→ **Element data from apps and pages**
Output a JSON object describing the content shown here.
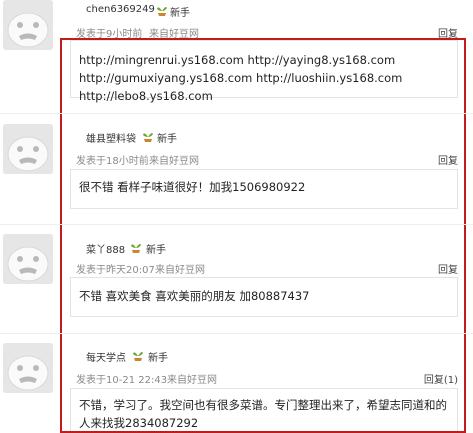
{
  "comments": [
    {
      "username": "chen6369249",
      "rank": "新手",
      "posted": "发表于9小时前",
      "source": "来自好豆网",
      "reply": "回复",
      "content": "http://mingrenrui.ys168.com http://yaying8.ys168.com http://gumuxiyang.ys168.com http://luoshiin.ys168.com http://lebo8.ys168.com"
    },
    {
      "username": "雄县塑料袋",
      "rank": "新手",
      "posted": "发表于18小时前",
      "source": "来自好豆网",
      "reply": "回复",
      "content": "很不错 看样子味道很好！加我1506980922"
    },
    {
      "username": "菜丫888",
      "rank": "新手",
      "posted": "发表于昨天20:07",
      "source": "来自好豆网",
      "reply": "回复",
      "content": "不错 喜欢美食 喜欢美丽的朋友 加80887437"
    },
    {
      "username": "每天学点",
      "rank": "新手",
      "posted": "发表于10-21 22:43",
      "source": "来自好豆网",
      "reply": "回复(1)",
      "content": "不错，学习了。我空间也有很多菜谱。专门整理出来了，希望志同道和的人来找我2834087292"
    }
  ],
  "colors": {
    "highlight_border": "#c21b1b",
    "sprout_leaf": "#6aa630",
    "sprout_pot": "#c8872c"
  }
}
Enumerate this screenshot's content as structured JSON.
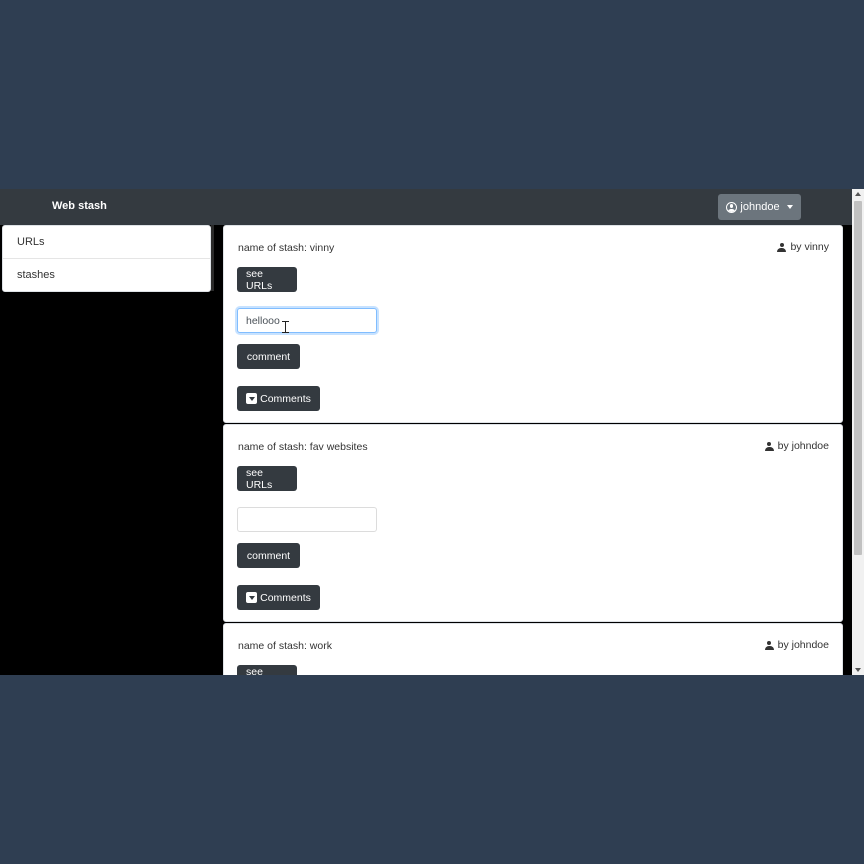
{
  "navbar": {
    "brand": "Web stash",
    "user_label": "johndoe"
  },
  "sidebar": {
    "items": [
      {
        "label": "URLs"
      },
      {
        "label": "stashes"
      }
    ]
  },
  "stashes": [
    {
      "title": "name of stash: vinny",
      "owner": "by vinny",
      "see_urls_label": "see URLs",
      "comment_value": "hellooo",
      "comment_label": "comment",
      "comments_label": "Comments"
    },
    {
      "title": "name of stash: fav websites",
      "owner": "by johndoe",
      "see_urls_label": "see URLs",
      "comment_value": "",
      "comment_label": "comment",
      "comments_label": "Comments"
    },
    {
      "title": "name of stash: work",
      "owner": "by johndoe",
      "see_urls_label": "see URLs"
    }
  ],
  "colors": {
    "backdrop": "#2f3e52",
    "navbar": "#343a40",
    "button_dark": "#343a40",
    "user_button": "#6c757d",
    "focus_border": "#80bdff"
  }
}
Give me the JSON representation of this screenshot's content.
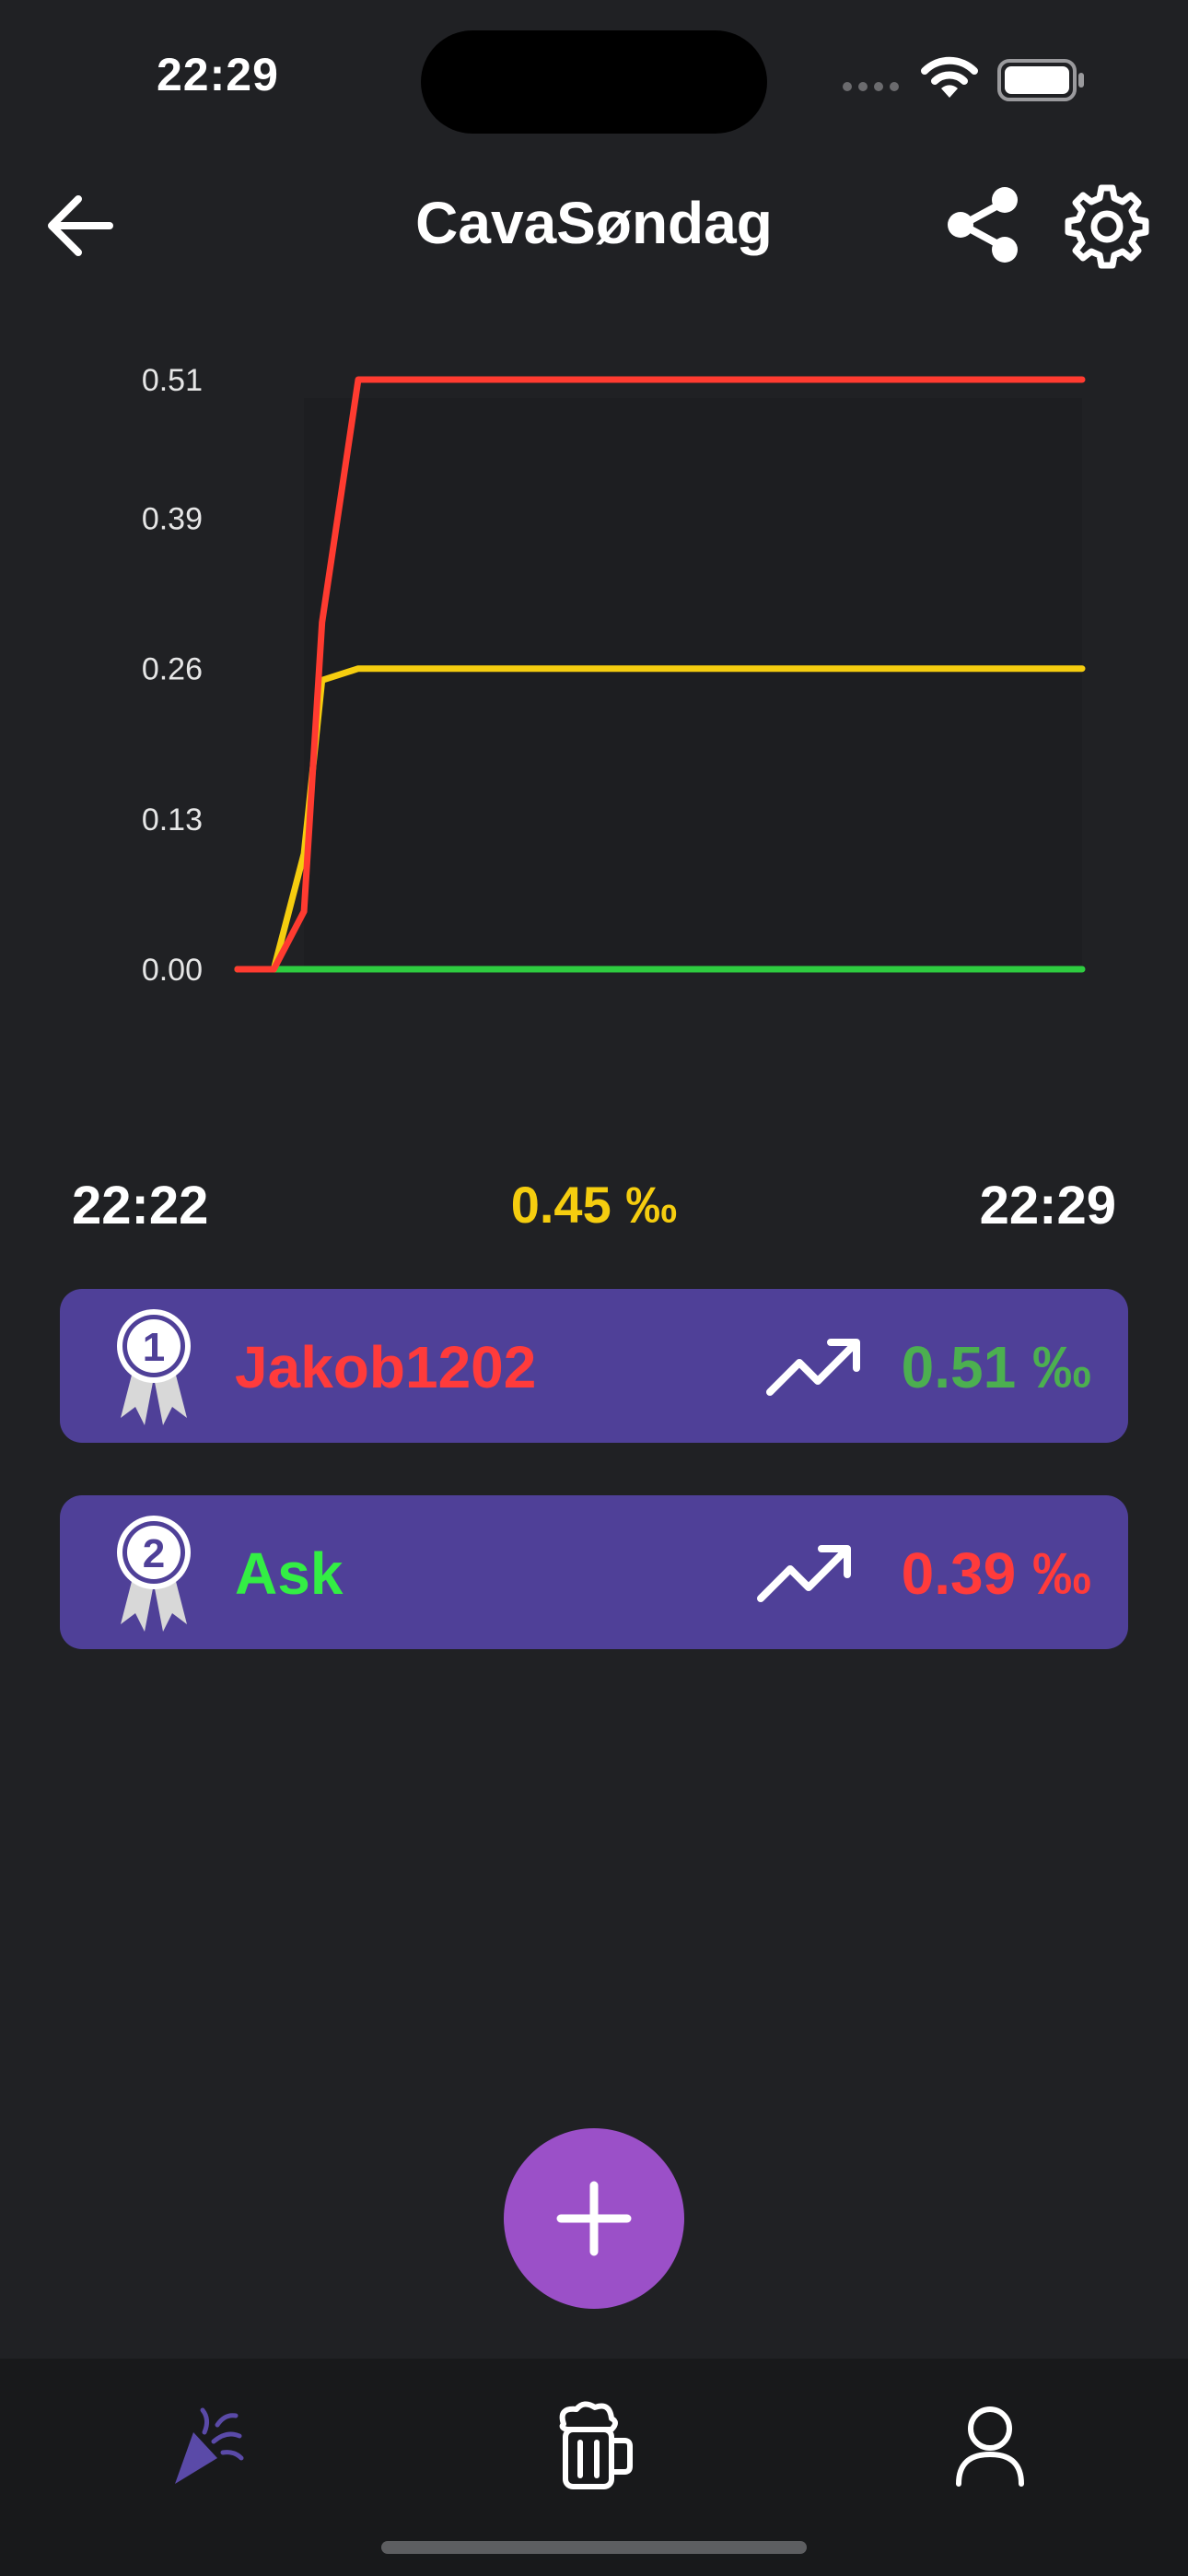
{
  "status_bar": {
    "time": "22:29"
  },
  "header": {
    "title": "CavaSøndag"
  },
  "chart_data": {
    "type": "line",
    "title": "",
    "xlabel": "",
    "ylabel": "",
    "y_ticks": [
      "0.51",
      "0.39",
      "0.26",
      "0.13",
      "0.00"
    ],
    "ylim": [
      0,
      0.51
    ],
    "x_range_labels": [
      "22:22",
      "22:29"
    ],
    "x": [
      0,
      0.3,
      0.55,
      0.7,
      1,
      2,
      3,
      4,
      5,
      6,
      6.5,
      7
    ],
    "series": [
      {
        "color": "#ff3b30",
        "values": [
          0,
          0.0,
          0.05,
          0.3,
          0.51,
          0.51,
          0.51,
          0.51,
          0.51,
          0.51,
          0.51,
          0.51
        ]
      },
      {
        "color": "#f5cd0f",
        "values": [
          0,
          0.0,
          0.1,
          0.25,
          0.26,
          0.26,
          0.26,
          0.26,
          0.26,
          0.26,
          0.26,
          0.26
        ]
      },
      {
        "color": "#2ecc40",
        "values": [
          0,
          0.0,
          0.0,
          0.0,
          0.0,
          0.0,
          0.0,
          0.0,
          0.0,
          0.0,
          0.0,
          0.0
        ]
      }
    ],
    "grid": false,
    "legend": "none"
  },
  "summary": {
    "start_time": "22:22",
    "current_value": "0.45 ‰",
    "end_time": "22:29"
  },
  "leaderboard": [
    {
      "rank": "1",
      "name": "Jakob1202",
      "name_color": "#ff3b3b",
      "value": "0.51 ‰",
      "value_color": "#4caf50",
      "trend_icon": "trending-up-icon"
    },
    {
      "rank": "2",
      "name": "Ask",
      "name_color": "#33ee44",
      "value": "0.39 ‰",
      "value_color": "#ff3b3b",
      "trend_icon": "trending-up-icon"
    }
  ],
  "colors": {
    "background": "#202124",
    "row_background": "#4f4098",
    "fab": "#9b50c8",
    "nav_active": "#5a4aa8"
  },
  "bottom_nav": [
    {
      "icon": "party-popper-icon",
      "active": true
    },
    {
      "icon": "beer-mug-icon",
      "active": false
    },
    {
      "icon": "profile-icon",
      "active": false
    }
  ]
}
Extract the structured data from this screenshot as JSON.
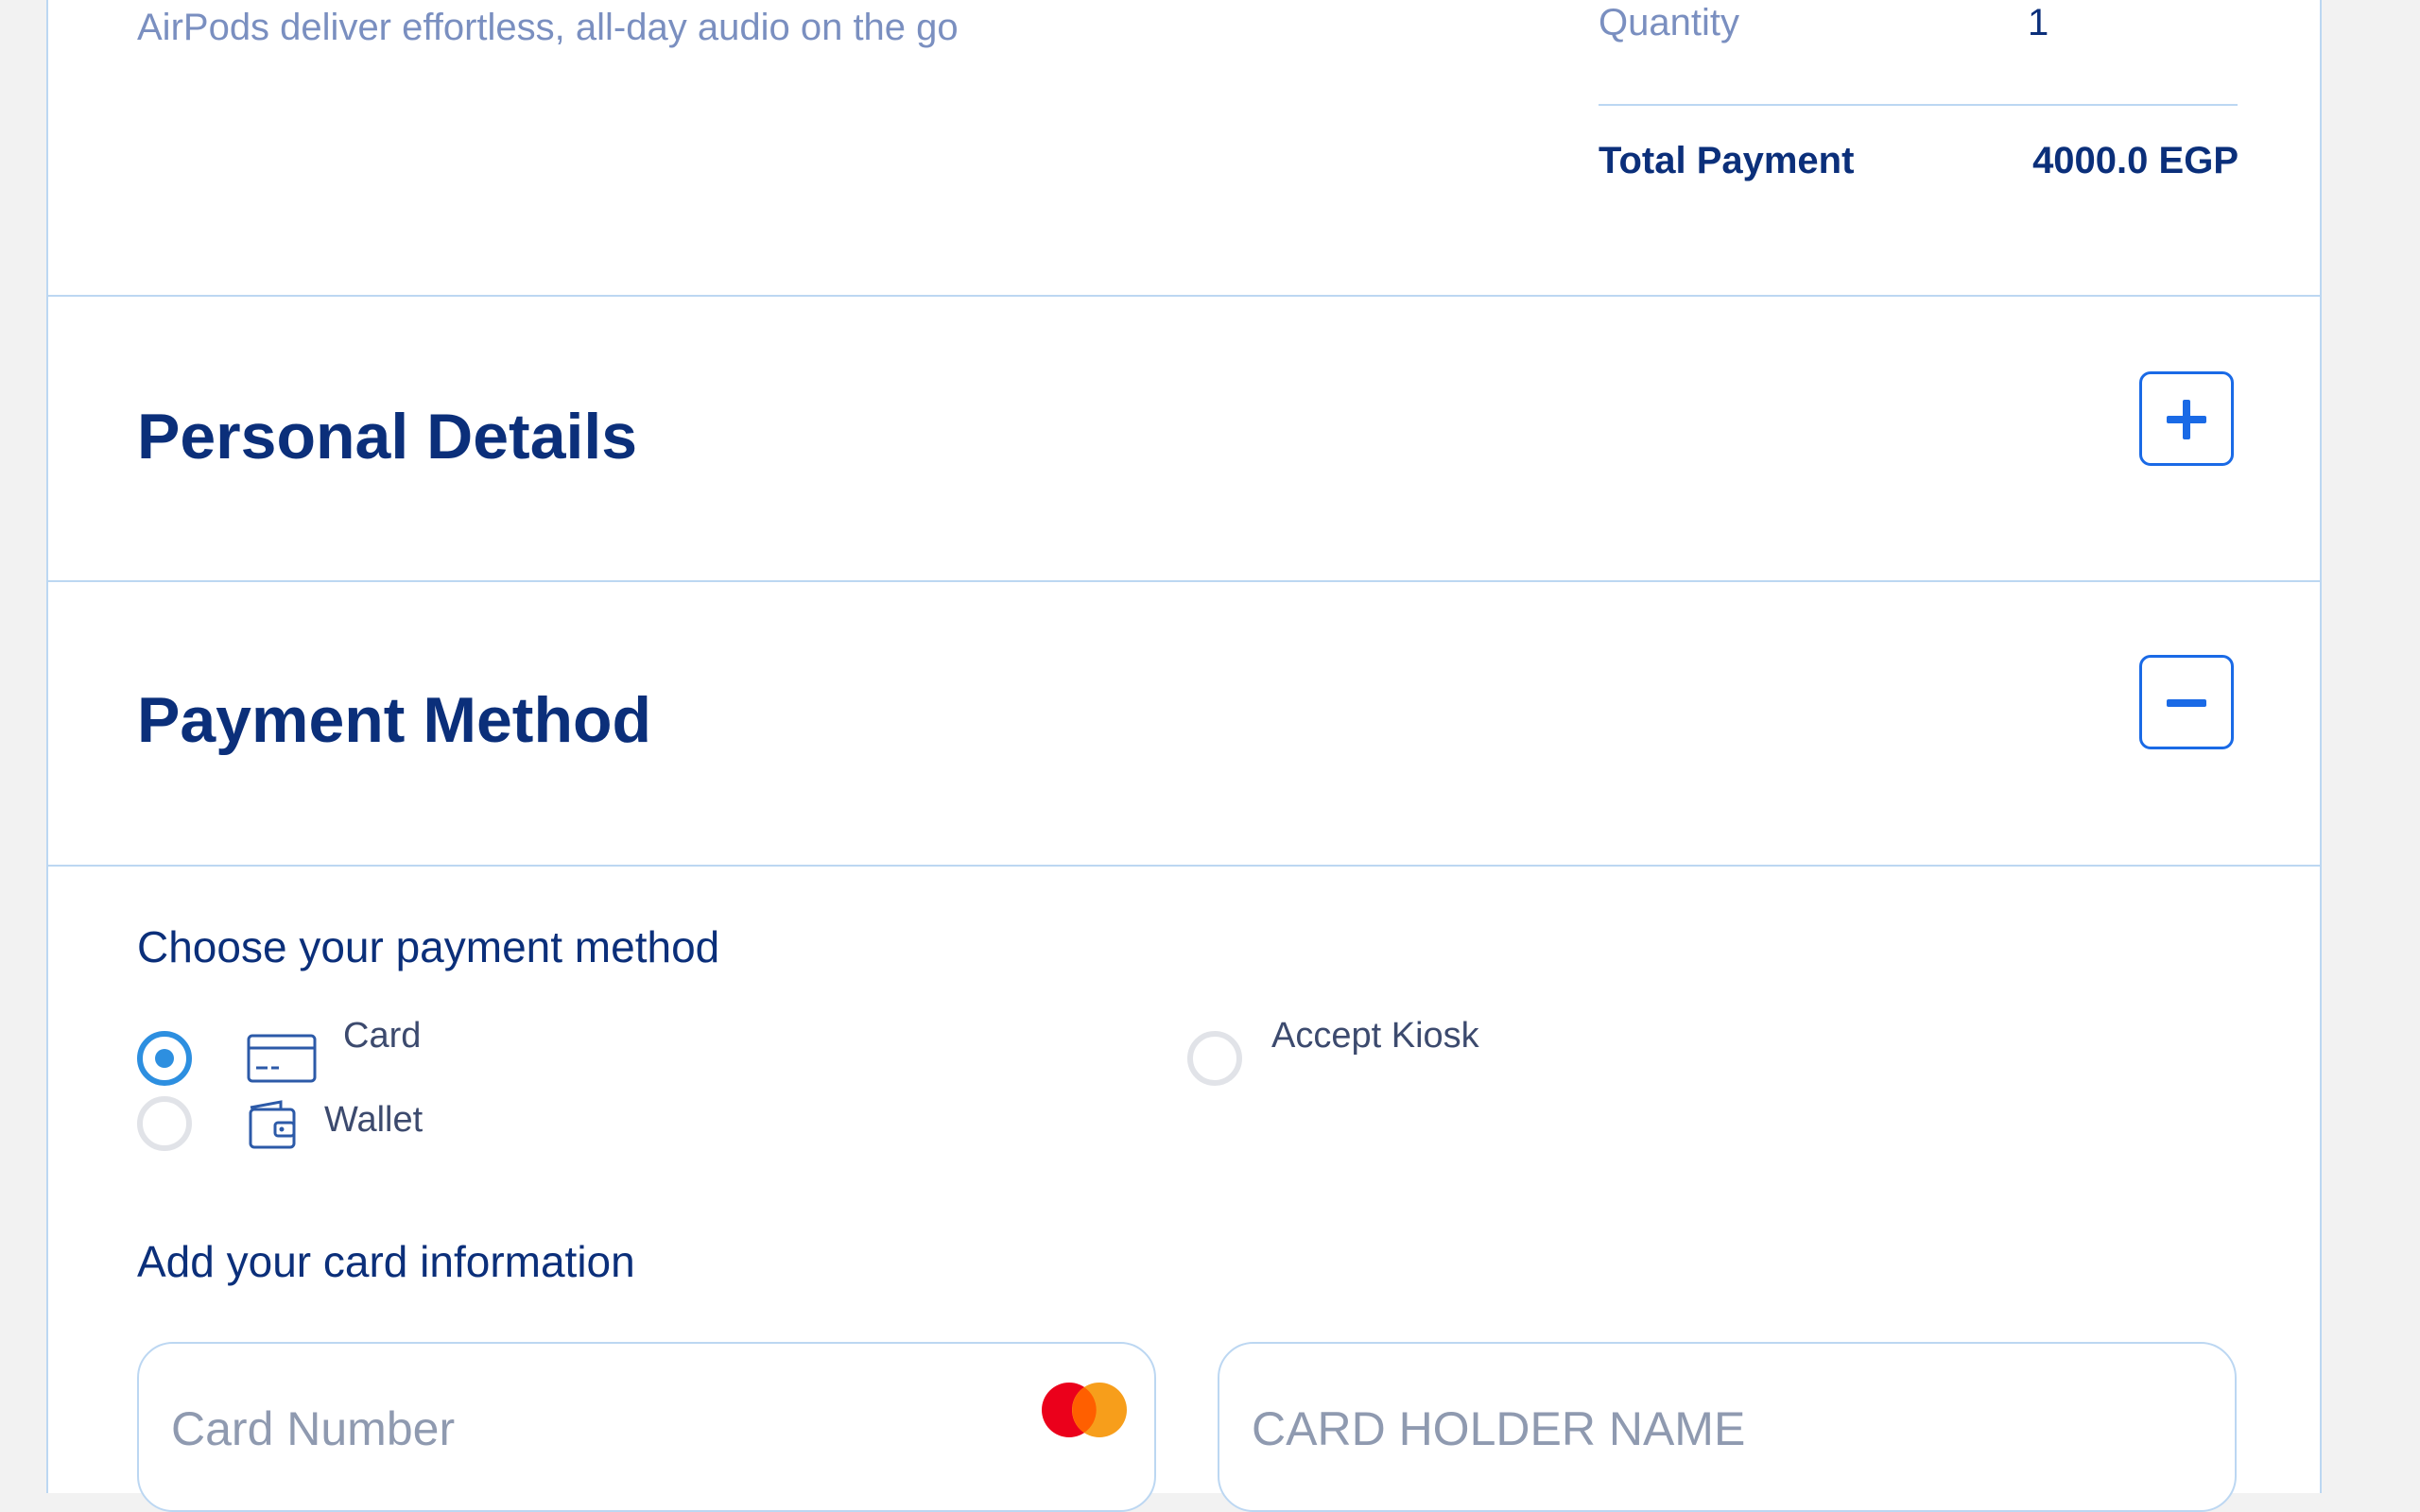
{
  "order_summary": {
    "description": "AirPods deliver effortless, all-day audio on the go",
    "quantity_label": "Quantity",
    "quantity_value": "1",
    "total_label": "Total Payment",
    "total_value": "4000.0 EGP"
  },
  "personal_details": {
    "title": "Personal Details",
    "toggle_state": "collapsed"
  },
  "payment_method": {
    "title": "Payment Method",
    "toggle_state": "expanded",
    "choose_label": "Choose your payment method",
    "options": [
      {
        "label": "Card",
        "icon": "credit-card-icon",
        "selected": true
      },
      {
        "label": "Accept Kiosk",
        "icon": "",
        "selected": false
      },
      {
        "label": "Wallet",
        "icon": "wallet-icon",
        "selected": false
      }
    ],
    "card_info_label": "Add your card information",
    "card_number_placeholder": "Card Number",
    "card_holder_placeholder": "CARD HOLDER NAME"
  },
  "colors": {
    "primary_text": "#0b2f7a",
    "accent": "#1a6ae6",
    "radio_selected": "#2d8fe0",
    "border": "#bcd7f2"
  }
}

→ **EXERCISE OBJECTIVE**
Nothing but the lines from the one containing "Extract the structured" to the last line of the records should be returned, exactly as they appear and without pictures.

→ **ANSWER BOX**
Extract the structured data from this screenshot as JSON.
{
  "order_summary": {
    "description": "AirPods deliver effortless, all-day audio on the go",
    "quantity_label": "Quantity",
    "quantity_value": "1",
    "total_label": "Total Payment",
    "total_value": "4000.0 EGP"
  },
  "personal_details": {
    "title": "Personal Details",
    "toggle_state": "collapsed"
  },
  "payment_method": {
    "title": "Payment Method",
    "toggle_state": "expanded",
    "choose_label": "Choose your payment method",
    "options": [
      {
        "label": "Card",
        "icon": "credit-card-icon",
        "selected": true
      },
      {
        "label": "Accept Kiosk",
        "icon": "",
        "selected": false
      },
      {
        "label": "Wallet",
        "icon": "wallet-icon",
        "selected": false
      }
    ],
    "card_info_label": "Add your card information",
    "card_number_placeholder": "Card Number",
    "card_holder_placeholder": "CARD HOLDER NAME"
  },
  "colors": {
    "primary_text": "#0b2f7a",
    "accent": "#1a6ae6",
    "radio_selected": "#2d8fe0",
    "border": "#bcd7f2"
  }
}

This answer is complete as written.